I feel bad and I know he’s going to be disappointed, but now I’m afraid of him overreacting. My friends told me to get a new job, then tell him I got a different job so at least he doesn’t think I’m lazy or something. I don’t know what to do. I didn’t ask for the job in the first place and I would rather not have one, but my parents are insisting I have it. Since they bought my car, they hold that against me. It is seriously so annoying that they always use the car against me anytime I don’t do what they want.
Any advice on what to do? I know my dad will be mad. but is there anyways I can make it better?
Getting fired isn’t something most parents take lightly, even worse if it was their friend who hired you as a favor to them. You need to tell them before he tells them. Think of how bad that would look it they were surprised when he told them he had fired you. This would lead to more than embarrassment, my guess is they would be furious for not knowing and feel completely tricked by you. Stop worrying about losing your car or your phone and focus on losing your parents’ trust or belief in what you tell them.
Let’s face it, lying seems easy in the moment. But the reality is that it paints you out to seem sketchy, shady and sneaky. Are those words you want used to describe you? In the long run, the best thing to do is to be straightforward, upfront and tell the truth. The odds are they will be less likely to blow a gasket if you come clean in the moment rather than come across like you have been consciously hiding something and being sneaky. They are more likely to see it as a teaching moment or a time to change your work ethics or learn what not to do on the job for next time. If they feel you were hiding the truth and not coming clean, the issue could become more about the lying and deceit and less about the job.
We all make mistakes. What did you learn? Perhaps you aren’t even aware (most teens aren’t!) about how much time you spend looking at your phone. Or how you neglected your job in favor of being on social media or checking in with your friends. The next time you get a job, leave your phone in your purse or turn it off so you aren’t tempted to go to it every time you have a spare moment at work. Most bosses would tell you there is always something to clean or something to do while you are working, so there should not be a lot of phone time if you are on the clock at work. The next time you get a job, focus on what you need to do and what the customers need more than you focus on your friends or your phone.
One final point: If your parents bought the car and pay for the car and the insurance on the car, they own the car. Driving their car is a privilege, not a right. They can withhold the car or take the car away at any time. It’s their car. Technically speaking, you are just renting the car. If getting a job is part of having a car, make a choice. If you don’t want to have a job, do the respectful thing and hand over the keys. Instead of seeing the job as a burden, see the car as a blessing. Be grateful rather than entitled.

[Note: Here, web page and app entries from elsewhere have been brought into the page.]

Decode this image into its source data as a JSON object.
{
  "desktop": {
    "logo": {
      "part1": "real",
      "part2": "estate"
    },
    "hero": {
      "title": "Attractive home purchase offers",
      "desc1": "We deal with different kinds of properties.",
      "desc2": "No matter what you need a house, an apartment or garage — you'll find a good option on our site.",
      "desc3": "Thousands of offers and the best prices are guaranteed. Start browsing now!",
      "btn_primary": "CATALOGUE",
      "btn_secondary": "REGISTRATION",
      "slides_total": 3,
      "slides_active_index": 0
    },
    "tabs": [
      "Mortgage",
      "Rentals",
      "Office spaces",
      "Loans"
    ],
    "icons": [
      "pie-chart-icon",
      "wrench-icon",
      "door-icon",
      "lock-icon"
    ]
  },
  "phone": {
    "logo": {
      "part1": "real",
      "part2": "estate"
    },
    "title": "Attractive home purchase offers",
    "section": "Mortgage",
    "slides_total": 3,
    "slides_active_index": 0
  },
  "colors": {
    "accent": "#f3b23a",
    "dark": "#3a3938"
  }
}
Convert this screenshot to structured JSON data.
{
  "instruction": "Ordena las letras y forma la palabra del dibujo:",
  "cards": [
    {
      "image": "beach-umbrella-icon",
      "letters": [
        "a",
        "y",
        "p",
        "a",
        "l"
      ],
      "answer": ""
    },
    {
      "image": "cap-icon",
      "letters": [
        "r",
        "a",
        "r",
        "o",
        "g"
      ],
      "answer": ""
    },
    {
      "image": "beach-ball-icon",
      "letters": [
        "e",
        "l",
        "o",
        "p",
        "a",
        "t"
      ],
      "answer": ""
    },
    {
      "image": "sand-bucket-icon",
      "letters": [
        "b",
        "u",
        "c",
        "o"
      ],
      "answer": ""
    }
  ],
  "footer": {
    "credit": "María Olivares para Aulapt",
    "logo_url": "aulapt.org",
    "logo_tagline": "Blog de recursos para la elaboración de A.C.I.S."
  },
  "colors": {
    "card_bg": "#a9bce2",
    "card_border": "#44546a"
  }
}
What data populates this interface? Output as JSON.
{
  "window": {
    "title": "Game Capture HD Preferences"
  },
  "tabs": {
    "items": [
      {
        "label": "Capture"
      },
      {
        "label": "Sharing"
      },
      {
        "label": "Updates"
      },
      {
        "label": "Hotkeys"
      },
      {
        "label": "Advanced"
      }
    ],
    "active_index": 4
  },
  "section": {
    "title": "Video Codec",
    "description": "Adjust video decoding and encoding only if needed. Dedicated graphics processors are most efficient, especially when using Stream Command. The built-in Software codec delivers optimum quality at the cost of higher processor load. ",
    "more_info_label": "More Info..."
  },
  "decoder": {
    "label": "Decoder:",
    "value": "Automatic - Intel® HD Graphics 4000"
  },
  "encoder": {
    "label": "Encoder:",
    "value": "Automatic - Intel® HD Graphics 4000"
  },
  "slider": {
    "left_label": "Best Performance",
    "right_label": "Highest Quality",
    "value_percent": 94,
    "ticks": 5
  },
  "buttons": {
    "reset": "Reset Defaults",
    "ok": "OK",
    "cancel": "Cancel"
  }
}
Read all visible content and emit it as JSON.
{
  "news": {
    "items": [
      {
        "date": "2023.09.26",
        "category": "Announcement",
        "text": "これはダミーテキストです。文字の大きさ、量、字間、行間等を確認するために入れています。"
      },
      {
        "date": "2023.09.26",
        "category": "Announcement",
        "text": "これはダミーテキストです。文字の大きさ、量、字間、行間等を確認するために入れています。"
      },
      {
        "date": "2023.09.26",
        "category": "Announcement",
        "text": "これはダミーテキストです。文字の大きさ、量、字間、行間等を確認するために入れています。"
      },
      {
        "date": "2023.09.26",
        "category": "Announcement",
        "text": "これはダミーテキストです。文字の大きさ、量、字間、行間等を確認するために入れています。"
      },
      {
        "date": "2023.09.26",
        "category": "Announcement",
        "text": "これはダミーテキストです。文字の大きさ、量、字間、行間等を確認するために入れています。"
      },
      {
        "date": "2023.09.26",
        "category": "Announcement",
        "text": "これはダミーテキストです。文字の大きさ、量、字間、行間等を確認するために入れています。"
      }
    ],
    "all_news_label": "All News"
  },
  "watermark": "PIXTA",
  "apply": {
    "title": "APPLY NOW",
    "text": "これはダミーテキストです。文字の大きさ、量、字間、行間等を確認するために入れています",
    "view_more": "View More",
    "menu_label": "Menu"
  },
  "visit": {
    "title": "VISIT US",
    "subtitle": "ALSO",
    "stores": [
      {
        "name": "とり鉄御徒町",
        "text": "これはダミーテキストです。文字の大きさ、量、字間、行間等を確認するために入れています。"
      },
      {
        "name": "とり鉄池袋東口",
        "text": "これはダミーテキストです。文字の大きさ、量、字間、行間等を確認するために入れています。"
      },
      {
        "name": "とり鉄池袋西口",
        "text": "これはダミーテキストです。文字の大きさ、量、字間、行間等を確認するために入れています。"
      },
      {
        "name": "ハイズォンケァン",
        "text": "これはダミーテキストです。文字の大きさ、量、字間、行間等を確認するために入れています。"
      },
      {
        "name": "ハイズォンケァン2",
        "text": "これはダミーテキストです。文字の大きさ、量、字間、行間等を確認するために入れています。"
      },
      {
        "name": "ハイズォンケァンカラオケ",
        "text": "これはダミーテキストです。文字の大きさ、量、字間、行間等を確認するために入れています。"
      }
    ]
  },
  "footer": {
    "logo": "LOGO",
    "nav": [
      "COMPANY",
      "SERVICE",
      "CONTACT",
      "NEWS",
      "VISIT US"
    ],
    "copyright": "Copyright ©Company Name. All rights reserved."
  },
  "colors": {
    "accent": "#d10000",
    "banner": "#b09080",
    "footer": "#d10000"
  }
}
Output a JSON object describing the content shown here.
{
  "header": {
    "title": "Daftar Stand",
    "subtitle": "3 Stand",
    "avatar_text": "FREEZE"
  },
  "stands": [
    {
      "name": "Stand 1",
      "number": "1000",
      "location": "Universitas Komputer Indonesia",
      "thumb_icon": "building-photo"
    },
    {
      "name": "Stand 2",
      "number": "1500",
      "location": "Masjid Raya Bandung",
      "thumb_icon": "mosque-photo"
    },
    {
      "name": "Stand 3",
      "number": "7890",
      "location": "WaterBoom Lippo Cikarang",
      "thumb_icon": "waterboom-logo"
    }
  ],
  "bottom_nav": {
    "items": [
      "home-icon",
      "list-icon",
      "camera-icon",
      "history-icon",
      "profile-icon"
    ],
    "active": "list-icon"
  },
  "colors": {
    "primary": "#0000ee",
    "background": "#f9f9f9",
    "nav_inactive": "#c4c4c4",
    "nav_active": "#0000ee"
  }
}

Stop digging yourself into a deeper hole. Come clean. Honestly, you will probably feel much better once everything is out and you aren’t having to lie or sneak around anymore. Accept your consequences and learn from this. The sooner you learn to be truthful with your parents, the sooner you can start to earn their trust back.
Kelly Richardson, a Folsom therapist, works with adolescents.